Random House Children’s and Random House Adult catalogs will be going digital only, beginning with their Summer 2012 and Fall 2012 lists, respectively. The change ensures the catalog information will be “more up-to-the-minute, and thus more viable, practical, and useful,” said Ruth Liebmann, vice president, director, account marketing, Random House, Inc.
Random House Children’s and Random House Adult catalogs will be going digital only, beginning with their Summer 2012 and Fall 2012 lists, respectively.
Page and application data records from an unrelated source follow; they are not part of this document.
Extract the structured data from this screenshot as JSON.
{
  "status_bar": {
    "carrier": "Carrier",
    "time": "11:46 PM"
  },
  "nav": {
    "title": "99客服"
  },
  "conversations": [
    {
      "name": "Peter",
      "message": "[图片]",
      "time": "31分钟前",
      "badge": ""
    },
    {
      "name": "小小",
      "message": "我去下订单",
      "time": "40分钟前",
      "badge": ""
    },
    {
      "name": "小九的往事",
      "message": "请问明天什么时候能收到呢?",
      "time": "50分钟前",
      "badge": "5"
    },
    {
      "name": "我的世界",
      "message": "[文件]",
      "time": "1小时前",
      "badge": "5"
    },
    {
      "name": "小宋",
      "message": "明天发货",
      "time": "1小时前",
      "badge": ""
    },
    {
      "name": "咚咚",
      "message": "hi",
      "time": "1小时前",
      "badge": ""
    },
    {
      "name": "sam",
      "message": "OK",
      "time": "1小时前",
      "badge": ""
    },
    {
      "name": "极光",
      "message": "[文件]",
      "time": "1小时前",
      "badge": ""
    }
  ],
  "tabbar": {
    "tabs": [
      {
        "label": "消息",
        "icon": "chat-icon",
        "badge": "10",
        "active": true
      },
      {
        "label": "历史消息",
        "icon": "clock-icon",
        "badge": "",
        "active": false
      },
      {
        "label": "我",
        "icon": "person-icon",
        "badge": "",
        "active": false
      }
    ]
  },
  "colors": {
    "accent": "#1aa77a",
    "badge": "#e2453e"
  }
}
The change ensures the catalog information will be “more up-to-the-minute, and thus more viable, practical, and useful,” said Ruth Liebmann, vice president, director, account marketing, Random House, Inc. “Better information means smarter buys.”
Digital catalogs also mean more accurate and timely information for booksellers. “So many independent booksellers are telling us that many of their frontlist buying decisions are now based on information that is often unavailable at the time our paper catalogs go to the printer, which can be as much as 10 months before the on-sale date: i.e., publicity information, marketing support, jacket art, etc.,” Liebmann said. “Having a digital catalog that is easily updated allows us to bring more practical real-time information into the sales call.”
Most reps will begin selling the Summer 2012 Random House Children’s list, the first catalog affected by the change, in January 2012, and the Fall 2012 Adult list in April 2012.
Above the Treeline’s Edelweiss platform is “the most comprehensive, targeted, flexible, and up-to-date vehicle for accessing the catalog electronically,” said Liebmann. “We already have many proven success stories of happy customers who no longer want paper and can attest to the Edelweiss’ advantages.”
The new catalogs will offer more extensive information from reps. “The most dramatic change is that the sales reps now have a chance to add much richer, personal comments to a digital catalog,” Liebmann said. “Digital catalogs allow the reps’ voices and ideas to be a bigger part of the conversation even before the frontlist call, which is a huge benefit to everyone.”
Among other resources for Random House title information will be the continuation of the searchable, sortable title information on the randomhouse.com and randomhouse.biz sites, as well as downloadable PDFs. Said Liebmann, “We aren’t the first publisher to move away from paper catalogs, so we’ve gotten a lot of very useful information from booksellers about how to make the transition as effective as possible.”
“Back when ABA first convened our Electronic Catalog Task Force in 2008, the intent was to work with booksellers and publishers so that the development of digital catalogs would be as uniform as possible across publishers,” said ABA CEO Oren Teicher. “Random House’s transition from print to digital catalogs represents a carefully thought through execution of that goal.”
To ease the transition further, Random House reps will be having ongoing conversations with booksellers as well as a greater sales-management presence at the fall regional trade shows, which will also feature Edelweiss programming.
One of the key steps Random House can take to support indie booksellers is to provide “the kind of marketing and publicity support that drives consumers into their stores,” said Liebmann. “Digital catalogs will free up precious rep time and home-office-based marketing time. Our reps are doing amazing things in their communities – presenting to bookstore customers, working with libraries and reading groups, too many things to list here – and we want to give them more time to help more bookstores sell more books.”
Booksellers who would like to find out more about the Random House move to paperless catalogs are encouraged to contact their Random House reps.
Edelweiss is completely free to publishing industry professionals, including retailers, librarians, media, bloggers, publicists, and others. A sign-up form and more information can be found at abovethetreeline.com/edelweiss/.